The New York Times remains a source of political controversy, but its importance to our democracy has never been greater. Information is perhaps democracy’s most valuable currency, and as news institutions have shrunk, morphed into “click bait” shops or disappeared altogether, the Times, with its unmatched reach of foreign and domestic bureaus and coverage, is one of the only great news institutions left. Of course, the Times has faced its own cutbacks and controversy in the newsroom, most recently the firing of Jill Abramson as executive editor.

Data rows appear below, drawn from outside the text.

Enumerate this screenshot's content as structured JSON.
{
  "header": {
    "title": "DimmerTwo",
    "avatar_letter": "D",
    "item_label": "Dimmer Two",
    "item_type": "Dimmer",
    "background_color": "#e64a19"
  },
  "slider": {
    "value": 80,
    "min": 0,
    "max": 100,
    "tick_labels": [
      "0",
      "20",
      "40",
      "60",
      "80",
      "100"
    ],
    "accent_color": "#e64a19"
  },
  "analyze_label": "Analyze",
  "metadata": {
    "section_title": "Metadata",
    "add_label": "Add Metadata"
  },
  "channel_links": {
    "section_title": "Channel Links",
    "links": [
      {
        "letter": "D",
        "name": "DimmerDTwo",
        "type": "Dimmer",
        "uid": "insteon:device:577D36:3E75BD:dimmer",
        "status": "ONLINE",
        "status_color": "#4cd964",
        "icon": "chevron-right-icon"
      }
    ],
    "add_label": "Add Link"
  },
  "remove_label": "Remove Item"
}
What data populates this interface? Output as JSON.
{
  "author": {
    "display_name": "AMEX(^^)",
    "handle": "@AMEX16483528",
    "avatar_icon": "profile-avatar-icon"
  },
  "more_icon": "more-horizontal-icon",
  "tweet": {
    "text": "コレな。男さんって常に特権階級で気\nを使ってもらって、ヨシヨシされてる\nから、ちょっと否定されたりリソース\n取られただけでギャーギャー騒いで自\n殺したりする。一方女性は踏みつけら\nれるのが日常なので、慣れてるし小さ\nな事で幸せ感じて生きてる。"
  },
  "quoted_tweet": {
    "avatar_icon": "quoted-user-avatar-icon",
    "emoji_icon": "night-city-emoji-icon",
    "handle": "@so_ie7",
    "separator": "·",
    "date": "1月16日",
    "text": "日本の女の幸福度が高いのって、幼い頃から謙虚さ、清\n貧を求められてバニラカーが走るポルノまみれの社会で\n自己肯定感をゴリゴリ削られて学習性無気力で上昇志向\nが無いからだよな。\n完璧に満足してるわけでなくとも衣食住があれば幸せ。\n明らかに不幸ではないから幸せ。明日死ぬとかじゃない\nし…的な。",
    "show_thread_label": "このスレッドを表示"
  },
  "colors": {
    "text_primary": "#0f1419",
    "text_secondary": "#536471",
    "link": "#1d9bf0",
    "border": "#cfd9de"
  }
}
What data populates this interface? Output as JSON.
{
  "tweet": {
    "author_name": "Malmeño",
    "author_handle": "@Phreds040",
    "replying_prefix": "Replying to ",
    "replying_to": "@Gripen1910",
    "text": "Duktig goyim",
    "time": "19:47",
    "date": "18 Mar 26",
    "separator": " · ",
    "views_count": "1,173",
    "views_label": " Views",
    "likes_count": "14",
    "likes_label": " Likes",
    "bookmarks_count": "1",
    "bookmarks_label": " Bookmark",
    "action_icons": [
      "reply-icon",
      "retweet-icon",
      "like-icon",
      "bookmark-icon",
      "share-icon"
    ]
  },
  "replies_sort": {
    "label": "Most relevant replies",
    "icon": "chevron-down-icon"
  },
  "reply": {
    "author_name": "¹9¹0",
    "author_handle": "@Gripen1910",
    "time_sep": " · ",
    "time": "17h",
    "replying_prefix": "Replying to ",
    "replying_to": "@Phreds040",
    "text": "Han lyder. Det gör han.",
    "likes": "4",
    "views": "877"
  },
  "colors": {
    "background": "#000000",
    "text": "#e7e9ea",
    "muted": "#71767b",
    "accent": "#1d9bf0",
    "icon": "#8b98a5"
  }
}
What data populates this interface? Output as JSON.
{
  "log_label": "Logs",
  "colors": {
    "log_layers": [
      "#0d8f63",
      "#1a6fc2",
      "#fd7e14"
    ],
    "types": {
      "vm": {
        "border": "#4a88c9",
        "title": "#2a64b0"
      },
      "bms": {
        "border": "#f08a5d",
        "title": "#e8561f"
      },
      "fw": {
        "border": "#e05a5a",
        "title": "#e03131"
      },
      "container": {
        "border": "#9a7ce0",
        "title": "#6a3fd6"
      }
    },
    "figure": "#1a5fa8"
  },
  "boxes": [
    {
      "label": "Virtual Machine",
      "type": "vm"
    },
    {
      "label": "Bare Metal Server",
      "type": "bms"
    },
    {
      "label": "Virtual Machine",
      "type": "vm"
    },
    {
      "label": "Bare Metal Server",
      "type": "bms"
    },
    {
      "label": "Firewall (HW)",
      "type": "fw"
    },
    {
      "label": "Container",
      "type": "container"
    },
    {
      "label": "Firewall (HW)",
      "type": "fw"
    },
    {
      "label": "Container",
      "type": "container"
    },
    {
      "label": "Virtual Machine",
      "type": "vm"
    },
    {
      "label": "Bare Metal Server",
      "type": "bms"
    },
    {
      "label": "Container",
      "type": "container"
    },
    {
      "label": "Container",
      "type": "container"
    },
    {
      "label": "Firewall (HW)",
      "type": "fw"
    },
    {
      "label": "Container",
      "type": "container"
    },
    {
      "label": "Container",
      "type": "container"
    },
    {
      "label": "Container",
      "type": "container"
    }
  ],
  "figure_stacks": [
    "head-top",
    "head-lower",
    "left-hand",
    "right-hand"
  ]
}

I have followed the Abramson story with some regret; I have known her and admired her work for many years. It was fascinating to read the Times’ obituary yesterday of one of its previous great editors: Arthur Gelb. Gelb was praised for being “relentless, fidgety and in your face,” and anecdotes of Gelb crushing young reporters under the weight of yet another assignment were mixed with remembrances of a passionate and inspirational editor and mentor. It is also interesting to note that Gelb was an innovator, addressing declining circulation by expanding the Times into new fields and sections, designed to appeal to the cultural sensibilities of its readership’s changing demographics and to be a new repository of advertising. Much of the same can be said of Abramson; she, too, was a demanding boss; anyone who has ever worked in a newsroom knows that great editors are often brutal in their search for the story and caustic in their demand for excellence. Abramson was also working ably to innovate on her generation’s challenge: how to adapt a print property to the digital age.

But however wrong the decision to fire Abramson and however mishandled, the Times will continue to thrive. Its publisher, Arthur Sulzberger Jr., has been underestimated for years but has steered the Times off the wrecking shoals, driven its adaptation to the Web and maintained its excellence. He knows his institution is bigger than him and much more important than any one person who works there, no matter how talented. In a sense, the Times belongs to a nation that has fewer and fewer places it can get information from people who are passionate about the truth.